WASHINGTON, D.C., U.S. — A Taiwanese delegation of grain buyers and other industry members visited the U.S. this week to sign letters of intent for grain purchases in Washington, D.C., and throughout the Grain Belt, part of a biennial visit meant to strengthen economic ties between the two countries.

The group began in Washington, D.C. where representatives from the U.S. and Taiwanese grains industries signed letters of intent committing to nearly $3 billion in total sales.

Chip Councell, vice-chairman of the U.S. Grains Council, participated in the signing ceremony on behalf of the organization and U.S. corn producers, with Taiwanese customers pledging to purchase 5 million tonnes (197 million bushels) of U.S. corn and 500,000 tonnes of U.S. corn co-products valued at $1.23 billion by 2017.

The letter of intent is evidence of Taiwan’s commitment to strengthening trade ties and maintaining its well-established partnership with the U.S.

“The council has been involved in Taiwan for 42 years and has watched it grow into a steady, reliable buyer of U.S. coarse grains and co-products,” said Alan Tiemann, USGC chairman, who farms in Nebraska. “This mission helps maintain an open dialogue between U.S. and Taiwanese government officials, traders and end-users, which is key to maintaining a healthy trade relationship with this top buyer.”

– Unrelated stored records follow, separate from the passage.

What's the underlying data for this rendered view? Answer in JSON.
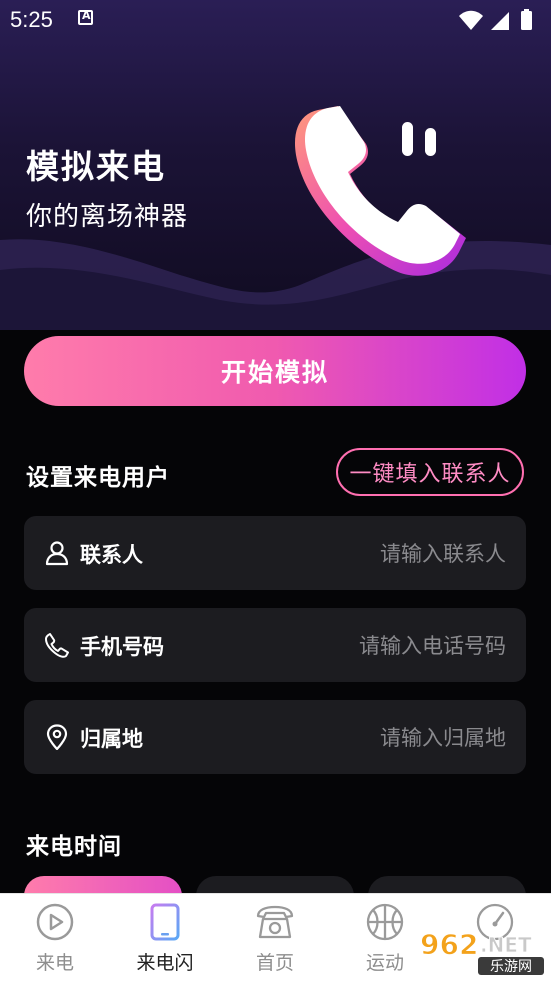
{
  "status_bar": {
    "time": "5:25",
    "notification_icon": "a-icon"
  },
  "hero": {
    "title": "模拟来电",
    "subtitle": "你的离场神器"
  },
  "start_button": {
    "label": "开始模拟"
  },
  "caller_section": {
    "title": "设置来电用户",
    "fill_contact_button": "一键填入联系人",
    "fields": [
      {
        "label": "联系人",
        "placeholder": "请输入联系人",
        "icon": "person-icon"
      },
      {
        "label": "手机号码",
        "placeholder": "请输入电话号码",
        "icon": "phone-icon"
      },
      {
        "label": "归属地",
        "placeholder": "请输入归属地",
        "icon": "location-pin-icon"
      }
    ]
  },
  "time_section": {
    "title": "来电时间"
  },
  "bottom_nav": {
    "items": [
      {
        "label": "来电",
        "icon": "play-circle-icon",
        "active": false
      },
      {
        "label": "来电闪",
        "icon": "phone-frame-icon",
        "active": true
      },
      {
        "label": "首页",
        "icon": "rotary-phone-icon",
        "active": false
      },
      {
        "label": "运动",
        "icon": "basketball-icon",
        "active": false
      },
      {
        "label": "",
        "icon": "speedometer-icon",
        "active": false
      }
    ]
  },
  "watermark": {
    "text": "962.NET",
    "sub": "乐游网"
  },
  "colors": {
    "accent_start": "#ff7cab",
    "accent_end": "#c12fe6",
    "field_bg": "#1c1c20"
  }
}
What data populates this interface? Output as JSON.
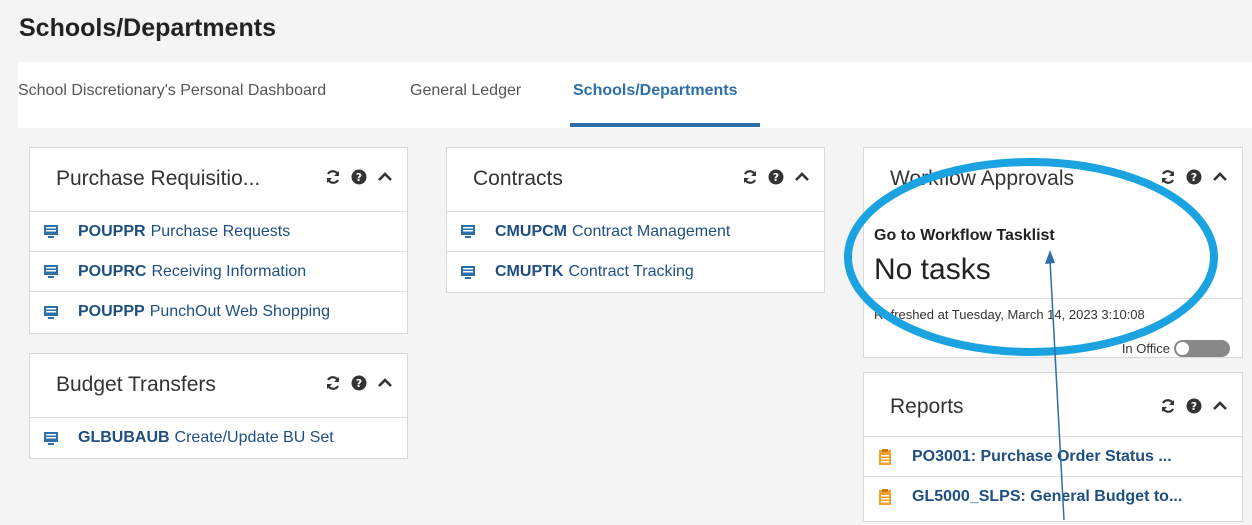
{
  "header": {
    "title": "Schools/Departments"
  },
  "tabs": [
    {
      "label": "School Discretionary's Personal Dashboard"
    },
    {
      "label": "General Ledger"
    },
    {
      "label": "Schools/Departments",
      "active": true
    }
  ],
  "cards": {
    "purchase": {
      "title": "Purchase Requisitio...",
      "items": [
        {
          "code": "POUPPR",
          "desc": "Purchase Requests"
        },
        {
          "code": "POUPRC",
          "desc": "Receiving Information"
        },
        {
          "code": "POUPPP",
          "desc": "PunchOut Web Shopping"
        }
      ]
    },
    "budget": {
      "title": "Budget Transfers",
      "items": [
        {
          "code": "GLBUBAUB",
          "desc": "Create/Update BU Set"
        }
      ]
    },
    "contracts": {
      "title": "Contracts",
      "items": [
        {
          "code": "CMUPCM",
          "desc": "Contract Management"
        },
        {
          "code": "CMUPTK",
          "desc": "Contract Tracking"
        }
      ]
    },
    "workflow": {
      "title": "Workflow Approvals",
      "link": "Go to Workflow Tasklist",
      "status": "No tasks",
      "refreshed": "Refreshed at Tuesday, March 14, 2023 3:10:08",
      "office_label": "In Office",
      "in_office": false
    },
    "reports": {
      "title": "Reports",
      "items": [
        {
          "desc": "PO3001: Purchase Order Status ..."
        },
        {
          "desc": "GL5000_SLPS: General Budget to..."
        }
      ]
    }
  },
  "icons": {
    "refresh": "refresh-icon",
    "help": "help-icon",
    "collapse": "chevron-up-icon",
    "program": "monitor-icon",
    "report": "report-icon"
  },
  "colors": {
    "accent": "#2d6fa8",
    "link": "#1f4f82",
    "report_icon": "#f0a030",
    "annotation": "#1aa3e0"
  }
}
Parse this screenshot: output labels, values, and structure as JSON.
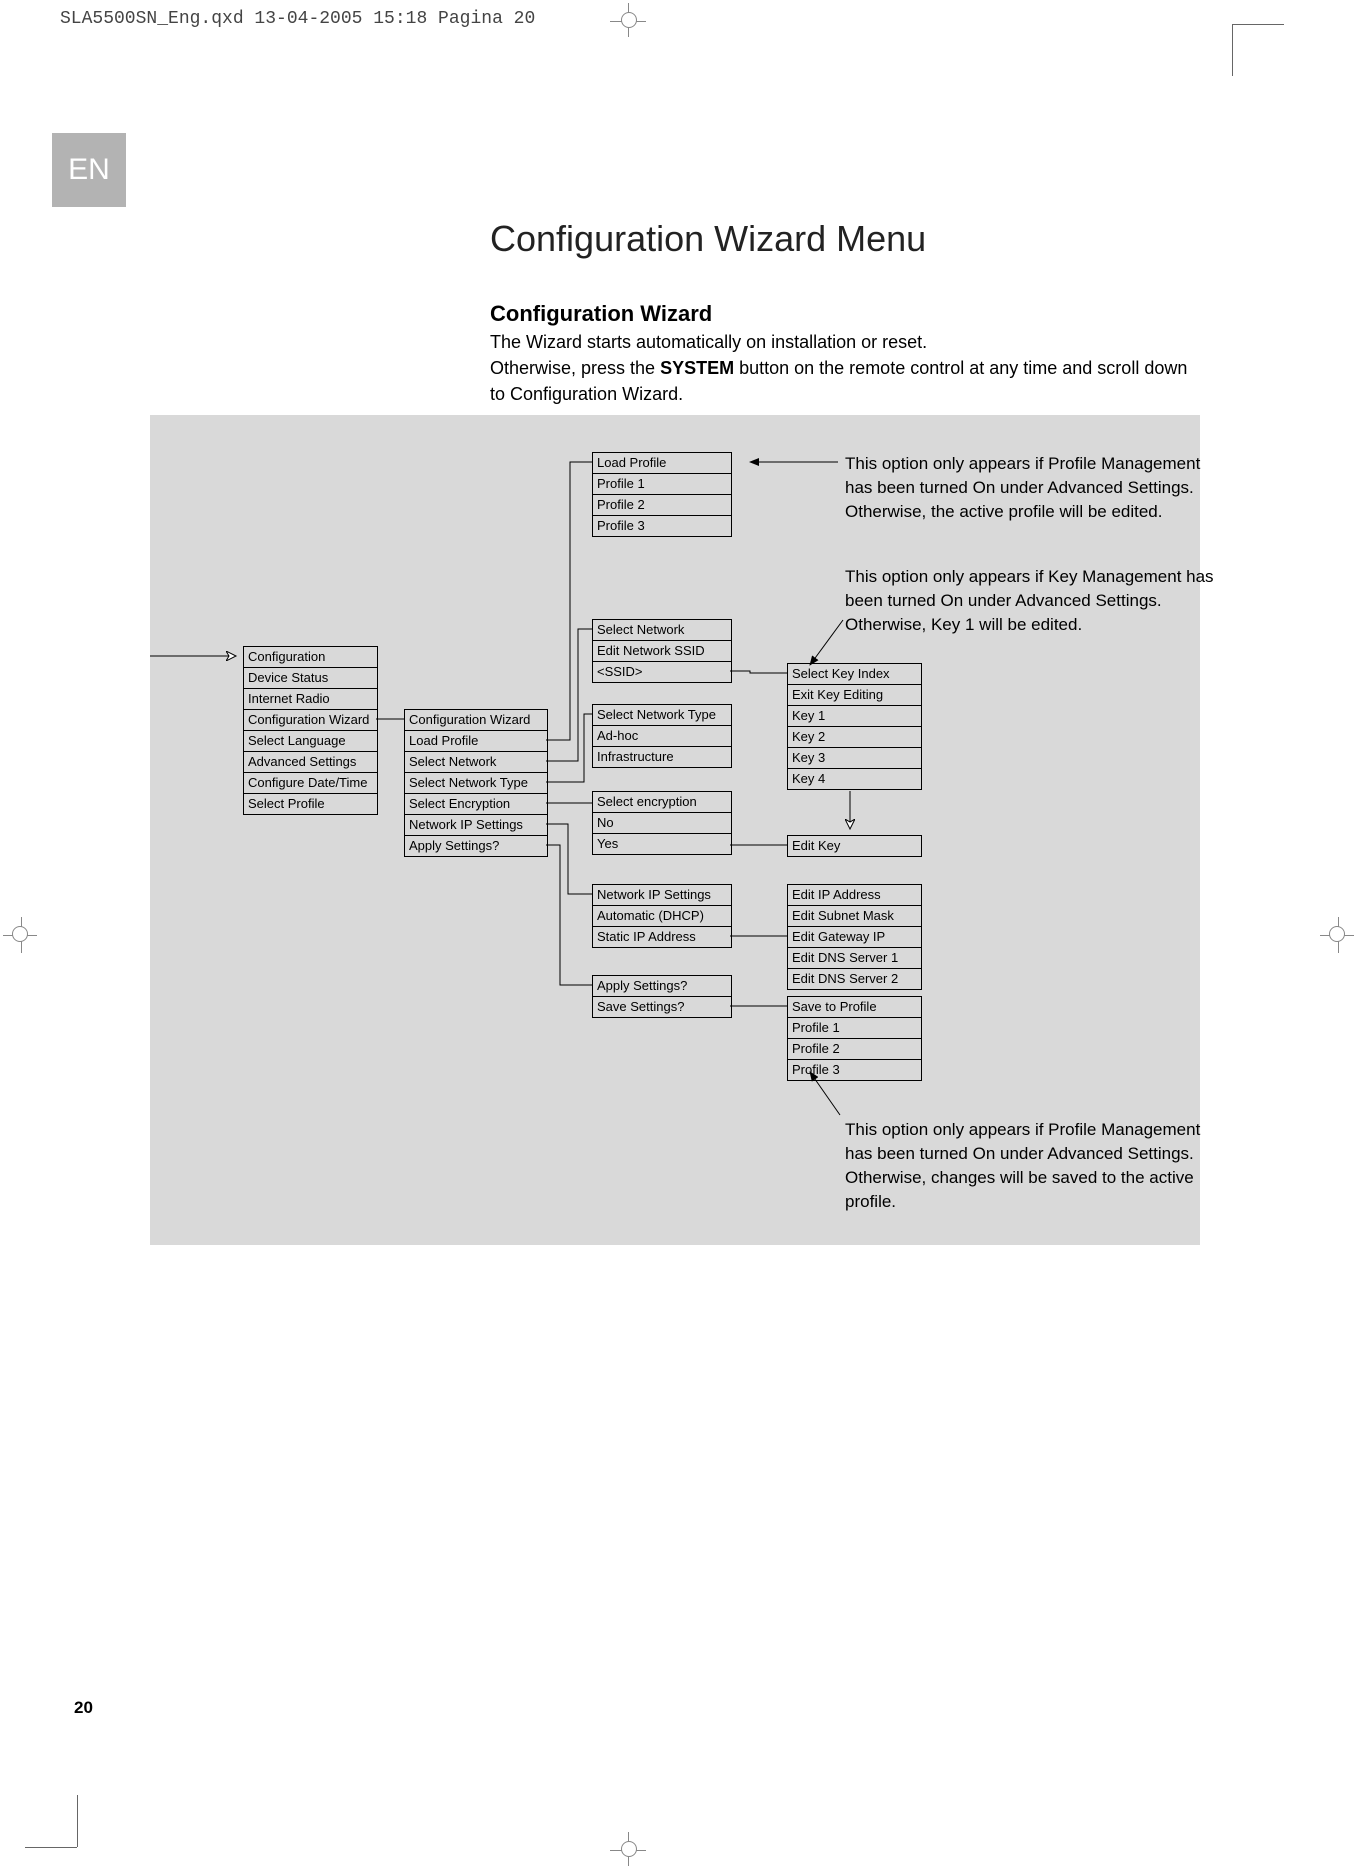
{
  "header_line": "SLA5500SN_Eng.qxd  13-04-2005  15:18  Pagina 20",
  "lang_tab": "EN",
  "title": "Configuration Wizard Menu",
  "subtitle": "Configuration Wizard",
  "body_l1": "The Wizard starts automatically on installation or reset.",
  "body_l2a": "Otherwise, press the ",
  "body_l2b": "SYSTEM",
  "body_l2c": " button on the remote control at any time and scroll down to Configuration Wizard.",
  "note1": "This option only appears if Profile Management has been turned On under Advanced Settings. Otherwise, the active profile will be edited.",
  "note2": "This option only appears if Key Management has been turned On under Advanced Settings.\nOtherwise, Key 1 will be edited.",
  "note3": "This option only appears if Profile Management has been turned On under Advanced Settings. Otherwise, changes will be saved to the active profile.",
  "page_num": "20",
  "col1": [
    "Configuration",
    "Device Status",
    "Internet Radio",
    "Configuration Wizard",
    "Select Language",
    "Advanced Settings",
    "Configure Date/Time",
    "Select Profile"
  ],
  "col2": [
    "Configuration Wizard",
    "Load Profile",
    "Select Network",
    "Select Network Type",
    "Select Encryption",
    "Network IP Settings",
    "Apply Settings?"
  ],
  "g_load": [
    "Load Profile",
    "Profile 1",
    "Profile 2",
    "Profile 3"
  ],
  "g_selnet": [
    "Select Network",
    "Edit Network SSID",
    "<SSID>"
  ],
  "g_nettype": [
    "Select Network Type",
    "Ad-hoc",
    "Infrastructure"
  ],
  "g_enc": [
    "Select encryption",
    "No",
    "Yes"
  ],
  "g_ip": [
    "Network IP Settings",
    "Automatic (DHCP)",
    "Static IP Address"
  ],
  "g_apply": [
    "Apply Settings?",
    "Save Settings?"
  ],
  "g_key": [
    "Select Key Index",
    "Exit Key Editing",
    "Key 1",
    "Key 2",
    "Key 3",
    "Key 4"
  ],
  "g_editkey": [
    "Edit Key"
  ],
  "g_editip": [
    "Edit IP Address",
    "Edit Subnet Mask",
    "Edit Gateway IP",
    "Edit DNS Server 1",
    "Edit DNS Server 2"
  ],
  "g_save": [
    "Save to Profile",
    "Profile 1",
    "Profile 2",
    "Profile 3"
  ]
}
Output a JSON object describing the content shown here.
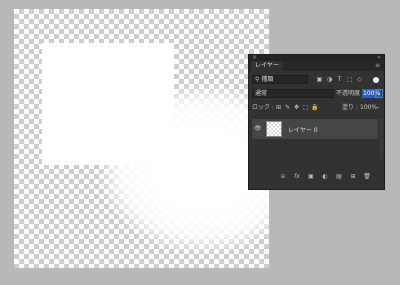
{
  "panel": {
    "title": "レイヤー",
    "menu_icon": "≡",
    "close_icon": "×",
    "collapse_icon": "»",
    "filter": {
      "label": "種類",
      "icon": "search-icon"
    },
    "filter_icons": [
      "▣",
      "◑",
      "T",
      "⬚",
      "◇"
    ],
    "blend_mode": "通常",
    "opacity_label": "不透明度 :",
    "opacity_value": "100%",
    "lock_label": "ロック :",
    "lock_icons": [
      "⊞",
      "✎",
      "✥",
      "⬚",
      "🔒"
    ],
    "fill_label": "塗り :",
    "fill_value": "100%",
    "layer": {
      "name": "レイヤー 0",
      "visible_icon": "👁"
    },
    "bottom_icons": [
      "⊝",
      "fx",
      "▣",
      "◐",
      "▤",
      "⊞",
      "🗑"
    ]
  },
  "colors": {
    "selection": "#2c5db8",
    "panel_bg": "#323232"
  }
}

Taiwan is an important purchaser of U.S. agricultural products, especially U.S. corn. For the 2014-15 marketing year, Taiwan was the sixth largest market for U.S. corn, third largest market for U.S. barley and a top buyer of U.S. distiller’s dried grains with solubles (DDGS), a co-product of ethanol production that is a high-protein feed ingredient for livestock.

While in Washington, D.C., members of the mission met with the council, U.S. Wheat Associates, the U.S. Soybean Export Council, the North American Export Grain Association and the National Grain and Feed Association as well as U.S. government officials. The mission delegates also signed letters of intent to purchase U.S. wheat, soybeans and co-products with U.S. Wheat Associates and U.S. Soybean Export Council.

After the formal signing ceremony at the U.S. capitol complex on Sept. 16, members of the Taiwanese delegation began a week-long tour of the U.S. Grain Belt to see U.S. farms and grain elevators and meet with local leaders. While in the Midwest, a corn and soybean group will meet with government officials, farmers, agriculture groups and other important international organizations in Iowa, Illinois, Kentucky and Minnesota.

The Goodwill Mission has been organized by Taiwan’s Ministry of Foreign Affairs (MOFA) every other year since 1998 and allows Taiwanese participants to gain familiarity with U.S. coarse grains’ yield, production and quality. It also educates the delegation on the advantages of U.S. coarse grains and related co-products and reconfirms the U.S. commitment to being the long-term, reliable supplier of grains for their market.